“Audiences experienced the story in front of them, behind them, and above them. And yes, you guessed it, the balcony above was used for the famous Romeo and Juliet balcony scene. It was perfect. Being in a non-traditional performance space presents itself with some fun problems to solve. Since there was no backstage or green room, actors waited in the nearby galleries and exhibits for our cues to enter. Also, the museum lobby has an elevator that was necessary to use in order for actors to enter from different floors. But the elevator dinged every time the doors opened so we had to create a cue sheet for how many times and exactly when the chime could ding during the show.
“It was a challenge experience and an exciting production. We’ve done other shows in the space and our next is ‘The Winter’s Tale,’ which plays for twelve performances in December. Come see it!”
Bonus — “The end of our season, in summer of 2016, we’re doing an original piece written by Andrew Larimer that takes place throughout the New Orleans Central Business District. If you thought the immersive setting of ‘Clown Bar’ or the garden shows were cool, just wait till you see this. It involves multiple locations around downtown and multiple groups of audience members going from place to place to solve puzzles, gather clues, and interact with characters. Truly immersive theatre. More info on our site as it becomes available:www.nolaproject.com.”

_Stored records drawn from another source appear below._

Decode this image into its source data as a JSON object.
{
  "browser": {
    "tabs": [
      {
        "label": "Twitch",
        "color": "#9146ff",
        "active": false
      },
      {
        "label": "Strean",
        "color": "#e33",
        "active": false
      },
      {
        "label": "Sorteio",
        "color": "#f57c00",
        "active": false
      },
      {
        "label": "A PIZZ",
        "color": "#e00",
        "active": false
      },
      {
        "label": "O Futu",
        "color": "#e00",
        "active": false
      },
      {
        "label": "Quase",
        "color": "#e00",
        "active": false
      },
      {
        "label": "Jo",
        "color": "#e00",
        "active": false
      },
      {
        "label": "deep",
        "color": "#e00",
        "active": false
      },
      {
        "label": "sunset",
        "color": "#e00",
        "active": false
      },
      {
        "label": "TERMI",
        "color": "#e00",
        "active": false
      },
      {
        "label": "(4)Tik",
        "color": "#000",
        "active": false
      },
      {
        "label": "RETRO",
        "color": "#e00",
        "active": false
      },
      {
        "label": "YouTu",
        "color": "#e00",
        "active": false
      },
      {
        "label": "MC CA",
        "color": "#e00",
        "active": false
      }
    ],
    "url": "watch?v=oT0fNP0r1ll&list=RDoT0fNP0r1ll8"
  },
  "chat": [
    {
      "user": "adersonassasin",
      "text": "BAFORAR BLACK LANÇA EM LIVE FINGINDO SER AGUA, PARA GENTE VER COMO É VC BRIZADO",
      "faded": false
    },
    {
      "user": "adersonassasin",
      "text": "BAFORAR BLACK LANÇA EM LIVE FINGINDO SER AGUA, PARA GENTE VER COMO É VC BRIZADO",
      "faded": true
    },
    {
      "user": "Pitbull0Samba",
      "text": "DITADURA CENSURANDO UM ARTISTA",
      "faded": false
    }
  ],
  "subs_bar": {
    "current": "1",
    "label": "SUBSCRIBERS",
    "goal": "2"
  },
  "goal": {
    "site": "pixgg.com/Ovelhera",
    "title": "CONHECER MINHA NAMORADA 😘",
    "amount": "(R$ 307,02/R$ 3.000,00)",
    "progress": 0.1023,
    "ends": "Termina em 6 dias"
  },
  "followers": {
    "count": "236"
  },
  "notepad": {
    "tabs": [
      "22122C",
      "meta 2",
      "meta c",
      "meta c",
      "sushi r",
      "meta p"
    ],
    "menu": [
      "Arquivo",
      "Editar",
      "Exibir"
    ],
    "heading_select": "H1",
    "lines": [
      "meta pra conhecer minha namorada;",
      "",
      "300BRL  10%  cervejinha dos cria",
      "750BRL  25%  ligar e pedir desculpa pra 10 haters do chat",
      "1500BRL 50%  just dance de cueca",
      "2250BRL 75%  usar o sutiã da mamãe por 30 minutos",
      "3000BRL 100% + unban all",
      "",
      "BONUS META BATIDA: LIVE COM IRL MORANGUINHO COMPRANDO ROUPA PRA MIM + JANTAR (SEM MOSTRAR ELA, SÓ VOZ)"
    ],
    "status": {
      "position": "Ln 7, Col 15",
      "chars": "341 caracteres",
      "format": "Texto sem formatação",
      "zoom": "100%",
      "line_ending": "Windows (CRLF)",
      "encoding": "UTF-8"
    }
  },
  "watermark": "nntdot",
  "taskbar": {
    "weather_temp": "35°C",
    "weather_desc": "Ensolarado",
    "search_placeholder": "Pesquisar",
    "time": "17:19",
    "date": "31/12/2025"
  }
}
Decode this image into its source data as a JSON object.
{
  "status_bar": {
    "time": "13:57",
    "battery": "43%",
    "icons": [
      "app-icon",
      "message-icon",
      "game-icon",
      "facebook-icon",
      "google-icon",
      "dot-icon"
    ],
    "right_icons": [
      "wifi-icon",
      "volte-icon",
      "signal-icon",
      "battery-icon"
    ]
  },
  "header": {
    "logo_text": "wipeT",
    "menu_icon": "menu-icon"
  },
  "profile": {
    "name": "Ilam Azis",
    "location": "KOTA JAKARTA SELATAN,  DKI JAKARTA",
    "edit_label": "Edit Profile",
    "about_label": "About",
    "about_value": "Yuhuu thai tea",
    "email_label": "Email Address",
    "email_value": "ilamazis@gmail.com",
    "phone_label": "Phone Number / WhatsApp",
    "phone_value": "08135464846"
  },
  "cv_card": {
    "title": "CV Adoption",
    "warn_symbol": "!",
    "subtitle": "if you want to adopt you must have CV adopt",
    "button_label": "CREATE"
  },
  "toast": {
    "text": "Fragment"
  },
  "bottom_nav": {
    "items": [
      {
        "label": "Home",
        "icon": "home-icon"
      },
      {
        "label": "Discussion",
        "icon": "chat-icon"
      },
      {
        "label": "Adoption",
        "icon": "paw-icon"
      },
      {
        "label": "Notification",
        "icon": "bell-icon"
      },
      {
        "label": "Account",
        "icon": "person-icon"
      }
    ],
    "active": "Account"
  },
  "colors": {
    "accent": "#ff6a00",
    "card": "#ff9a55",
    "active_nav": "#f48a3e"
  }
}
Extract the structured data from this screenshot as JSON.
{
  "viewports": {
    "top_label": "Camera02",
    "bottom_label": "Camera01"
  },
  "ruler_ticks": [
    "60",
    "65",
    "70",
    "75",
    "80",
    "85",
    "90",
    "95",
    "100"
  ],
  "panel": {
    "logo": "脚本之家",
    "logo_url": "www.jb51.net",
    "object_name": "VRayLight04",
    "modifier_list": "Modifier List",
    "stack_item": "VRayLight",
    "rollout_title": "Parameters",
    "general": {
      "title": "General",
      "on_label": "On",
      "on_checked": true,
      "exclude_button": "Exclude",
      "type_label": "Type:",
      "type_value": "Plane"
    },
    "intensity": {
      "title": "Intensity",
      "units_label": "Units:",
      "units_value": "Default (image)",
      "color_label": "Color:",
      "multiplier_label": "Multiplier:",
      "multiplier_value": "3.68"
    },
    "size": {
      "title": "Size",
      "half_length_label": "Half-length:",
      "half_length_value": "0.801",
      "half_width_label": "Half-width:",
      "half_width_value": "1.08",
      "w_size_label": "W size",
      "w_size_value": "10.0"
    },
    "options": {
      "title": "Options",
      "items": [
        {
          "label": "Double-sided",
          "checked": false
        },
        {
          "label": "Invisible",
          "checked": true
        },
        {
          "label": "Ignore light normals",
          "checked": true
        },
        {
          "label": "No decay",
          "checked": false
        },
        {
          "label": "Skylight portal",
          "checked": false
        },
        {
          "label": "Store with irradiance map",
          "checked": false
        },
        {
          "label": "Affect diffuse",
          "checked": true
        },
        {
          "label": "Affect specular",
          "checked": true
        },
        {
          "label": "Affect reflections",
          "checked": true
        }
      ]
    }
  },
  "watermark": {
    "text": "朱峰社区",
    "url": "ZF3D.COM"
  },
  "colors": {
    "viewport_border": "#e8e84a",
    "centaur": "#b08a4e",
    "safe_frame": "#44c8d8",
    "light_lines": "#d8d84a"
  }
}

“The Winter’s Tale” is directed NOLA Project Artistic Director A.J. Allegra and stars Sean Glazebrook, Kristin Witterschein, Graham Burk, Monica R. Harris, James Bartelle, Greg Baber, Khiry Armstead, Julia DeLois, Michael Krikorian, Chris Marroy, Thomas LaGrange, Cristina “Cuba” Hatheway, Kyle Woods and Keith Claverie. Tickets $30 general admission, $20 Backstage Pass members, NOMA members and students. Call box office for info at 504.302.9117. Doors open and seating begins at 6:30 p.m. Pre-theatre dinner available for patrons at Cafe NOMA at 5:30 p.m., but reservations required. (This production contains two 10-minute intermissions.) For more info visit the Facebook event page.